* Rapid corn planting progress likely this week
* Farmers sowing crop between showers
* U.S. corn seeding pace had fallen to record low
By Sam Nelson
CHICAGO, May 17 Less-than-ideal yet drier
weather this week allowed U.S. farmers to begin catching up
their corn planting pace that had fallen to a record low when
the week began, an agricultural meteorologist said on Friday.
"They probably got quite a lot done," said Andy Karst,
meteorologist for World Weather Inc. "There were only scattered
showers this week, so many were able to work between showers."
Karst said scattered and light showers would continue Friday
into the weekend, with heavier rainfall expected early next
week, especially in the northern Midwest.
"Showers will continue next week, but they'll be light, and
the last week of May should be fairly dry, so there will be good
progress made," he said.
The improved crop planting weather this week allowed farmers
in the fields, and very rapid progress is expected to have been
made. Some observers are expecting seedings to be half or 60

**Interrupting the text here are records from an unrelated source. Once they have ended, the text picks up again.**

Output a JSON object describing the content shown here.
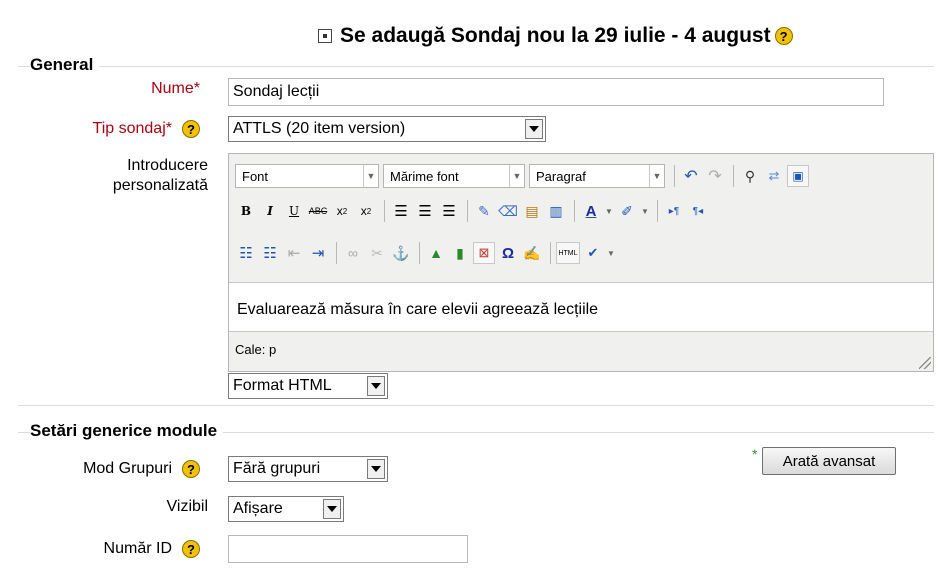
{
  "header": {
    "title": "Se adaugă Sondaj nou la 29 iulie - 4 august",
    "help": "?"
  },
  "general": {
    "legend": "General",
    "name": {
      "label": "Nume",
      "required_mark": "*",
      "value": "Sondaj lecții"
    },
    "survey_type": {
      "label": "Tip sondaj",
      "required_mark": "*",
      "selected": "ATTLS (20 item version)"
    },
    "custom_intro": {
      "label_line1": "Introducere",
      "label_line2": "personalizată",
      "toolbar": {
        "font": "Font",
        "font_size": "Mărime font",
        "paragraph": "Paragraf"
      },
      "content": "Evaluarează măsura în care elevii agreează lecțiile",
      "path": "Cale: p",
      "format": "Format HTML"
    }
  },
  "generic": {
    "legend": "Setări generice module",
    "group_mode": {
      "label": "Mod Grupuri",
      "selected": "Fără grupuri"
    },
    "visible": {
      "label": "Vizibil",
      "selected": "Afișare"
    },
    "id_number": {
      "label": "Număr ID",
      "value": ""
    },
    "advanced_mark": "*",
    "advanced_button": "Arată avansat"
  },
  "icons": {
    "help": "help-icon",
    "collapse": "collapse-icon"
  },
  "colors": {
    "required": "#b0000f",
    "help": "#f2c200"
  }
}
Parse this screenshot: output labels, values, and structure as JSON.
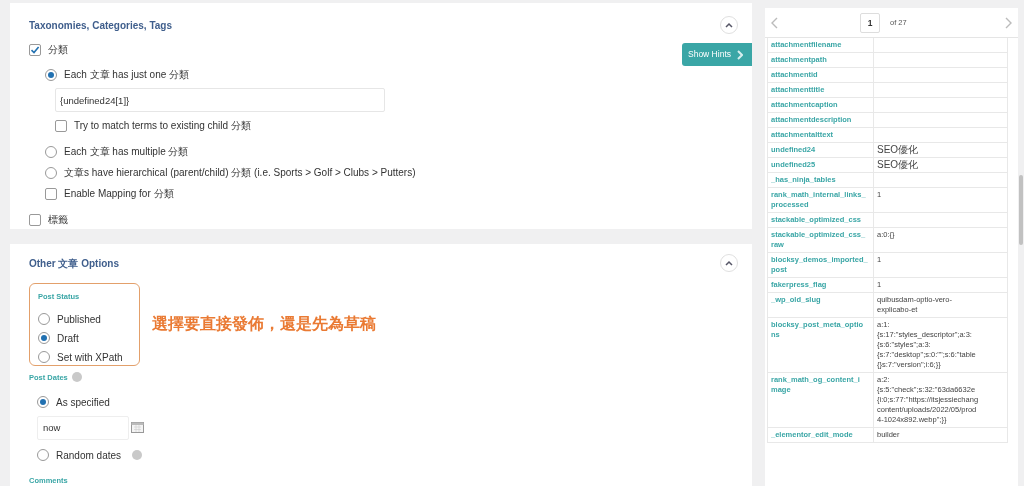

percent complete by the end of this week, but still at a record
"I'm adding 29 percent to my corn planting pace number, so
that gets it up to 57 percent by this coming Monday," said
analyst Mike Zuzolo of Global Commodity Analytics.
As of Sunday, farmers had seeded 28 percent of their
intended corn acres, up from 12 percent a week earlier but far
behind the five-year average of 65 percent, the U.S. Department
of Agriculture said in a weekly report on Monday.
The planting pace for corn was the slowest for this point in
the year in USDA records dating back to the 1980s, lagging 1984,
when farmers had seeded 29 percent of their corn.
The figure fell below the average estimate of 29 percent
from analysts' surveyed by Reuters ahead of the report.
For soybeans, the USDA said planting was 6 percent complete,
up from 2 percent a week earlier. But the pace was the slowest
for the 19th week since 1984, when soybeans were only 4 percent
seeded. The five-year U.S. average is 24 percent.
U.S. corn yields are unlikely to reach their full potential
this year as the slowest planting pace on record shortens the
growing season, increasing risks that plants will pollinate
under peak summer heat, agronomists said on Tuesday.
"We have taken some off of our yield potential," said
Emerson Nafziger, extension agronomist at the University of
Illinois. "Our preference is to have it in the ground by May 1."
Nafziger said that based on the last six years of the
university's lab results for Illinois, corn planted after May 10
in the state, which ranks second in production of the crop,
might see a yield loss of 6 percent. The yield losses increase
to 12 percent after May 20 and 20 percent after May 31, he
Corn grown in the U.S. Midwest grain belt typically starts
pollinating in July. Plant growth and yield potential can be
reduced if plants are forced to devote energy to staying cool
during the hottest days of summer.
Chicago Board of Trade corn futures were trading firm
on Friday due to the slow seeding pace of the U.S. crop and
related concerns about production declines due to the hampered
(Additional reporting by Julie Ingwersen, Karl Plume and
Michael Hirtzer in Chicago; Editing by Lisa Von Ahn)